:: Information

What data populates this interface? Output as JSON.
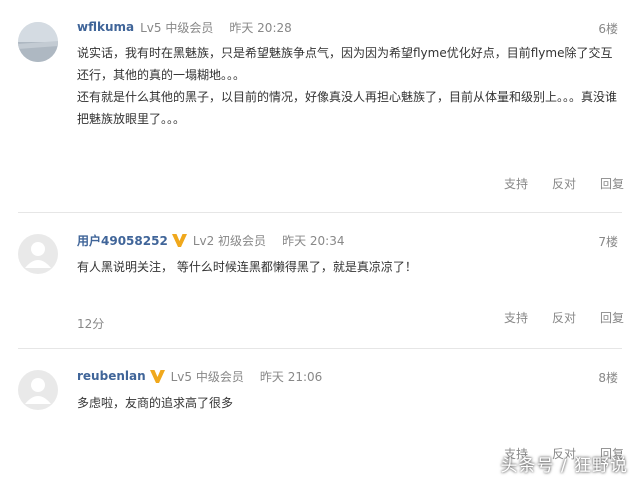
{
  "comments": [
    {
      "username": "wflkuma",
      "level": "Lv5 中级会员",
      "time": "昨天 20:28",
      "floor": "6楼",
      "paragraphs": [
        "说实话，我有时在黑魅族，只是希望魅族争点气，因为因为希望flyme优化好点，目前flyme除了交互还行，其他的真的一塌糊地。。。",
        "还有就是什么其他的黑子，以目前的情况，好像真没人再担心魅族了，目前从体量和级别上。。。真没谁把魅族放眼里了。。。"
      ],
      "actions": [
        "支持",
        "反对",
        "回复"
      ]
    },
    {
      "username": "用户49058252",
      "level": "Lv2 初级会员",
      "time": "昨天 20:34",
      "floor": "7楼",
      "paragraphs": [
        "有人黑说明关注， 等什么时候连黑都懒得黑了，就是真凉凉了！"
      ],
      "score": "12分",
      "actions": [
        "支持",
        "反对",
        "回复"
      ]
    },
    {
      "username": "reubenlan",
      "level": "Lv5 中级会员",
      "time": "昨天 21:06",
      "floor": "8楼",
      "paragraphs": [
        "多虑啦，友商的追求高了很多"
      ],
      "actions": [
        "支持",
        "反对",
        "回复"
      ]
    }
  ],
  "watermark": "头条号 / 狂野说",
  "colors": {
    "username": "#406599",
    "meta": "#888888",
    "vip_badge": "#f0a81c"
  }
}
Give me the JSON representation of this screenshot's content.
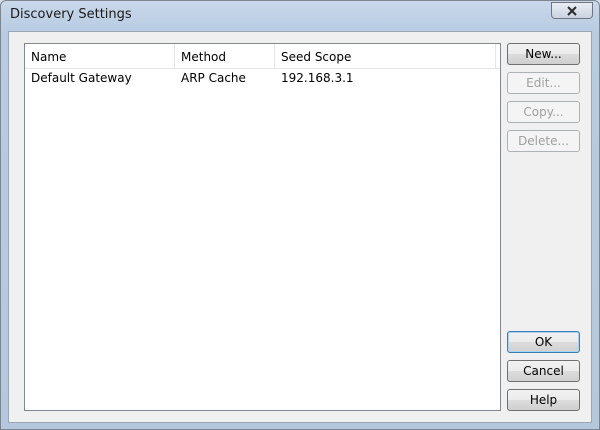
{
  "window": {
    "title": "Discovery Settings"
  },
  "list": {
    "columns": [
      "Name",
      "Method",
      "Seed Scope"
    ],
    "rows": [
      {
        "name": "Default Gateway",
        "method": "ARP Cache",
        "seed_scope": "192.168.3.1"
      }
    ]
  },
  "buttons": {
    "new": "New...",
    "edit": "Edit...",
    "copy": "Copy...",
    "delete": "Delete...",
    "ok": "OK",
    "cancel": "Cancel",
    "help": "Help"
  },
  "icons": {
    "close": "close-icon"
  }
}
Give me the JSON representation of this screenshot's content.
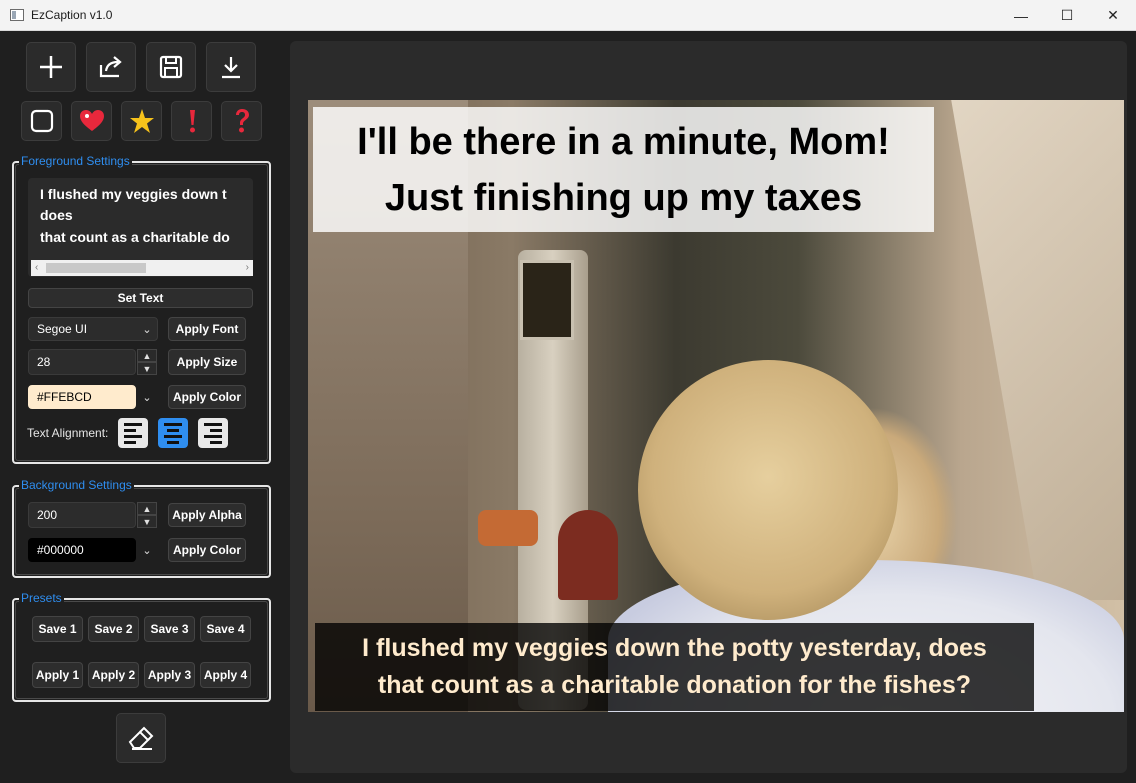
{
  "window": {
    "title": "EzCaption v1.0",
    "minimize_glyph": "—",
    "maximize_glyph": "☐",
    "close_glyph": "✕"
  },
  "toolbar": {
    "icons": [
      "plus-icon",
      "share-icon",
      "save-icon",
      "download-icon"
    ]
  },
  "presets_quick": {
    "icons": [
      "square-icon",
      "heart-icon",
      "star-icon",
      "exclamation-icon",
      "question-icon"
    ]
  },
  "foreground": {
    "title": "Foreground Settings",
    "text_lines": [
      "I flushed my veggies down t",
      "does",
      "that count as a charitable do"
    ],
    "set_text_label": "Set Text",
    "font_value": "Segoe UI",
    "apply_font_label": "Apply Font",
    "size_value": "28",
    "apply_size_label": "Apply Size",
    "color_value": "#FFEBCD",
    "apply_color_label": "Apply Color",
    "alignment_label": "Text Alignment:",
    "alignment_selected": "center"
  },
  "background": {
    "title": "Background Settings",
    "alpha_value": "200",
    "apply_alpha_label": "Apply Alpha",
    "color_value": "#000000",
    "apply_color_label": "Apply Color"
  },
  "presets": {
    "title": "Presets",
    "save_labels": [
      "Save 1",
      "Save 2",
      "Save 3",
      "Save 4"
    ],
    "apply_labels": [
      "Apply 1",
      "Apply 2",
      "Apply 3",
      "Apply 4"
    ]
  },
  "eraser": {
    "icon": "eraser-icon"
  },
  "caption_top": {
    "lines": [
      "I'll be there in a minute, Mom!",
      "Just finishing up my taxes"
    ]
  },
  "caption_bottom": {
    "lines": [
      "I flushed my veggies down the potty yesterday, does",
      "that count as a charitable donation for the fishes?"
    ]
  },
  "colors": {
    "accent": "#2f8ef0",
    "foreground_text": "#FFEBCD",
    "background_fill": "#000000"
  }
}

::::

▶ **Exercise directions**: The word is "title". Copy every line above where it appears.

▶ **Your response**:
    "title": "Discovery Settings"
    "title": "EzCaption v1.0",
    "title": "Foreground Settings",
    "title": "Background Settings",
    "title": "Presets",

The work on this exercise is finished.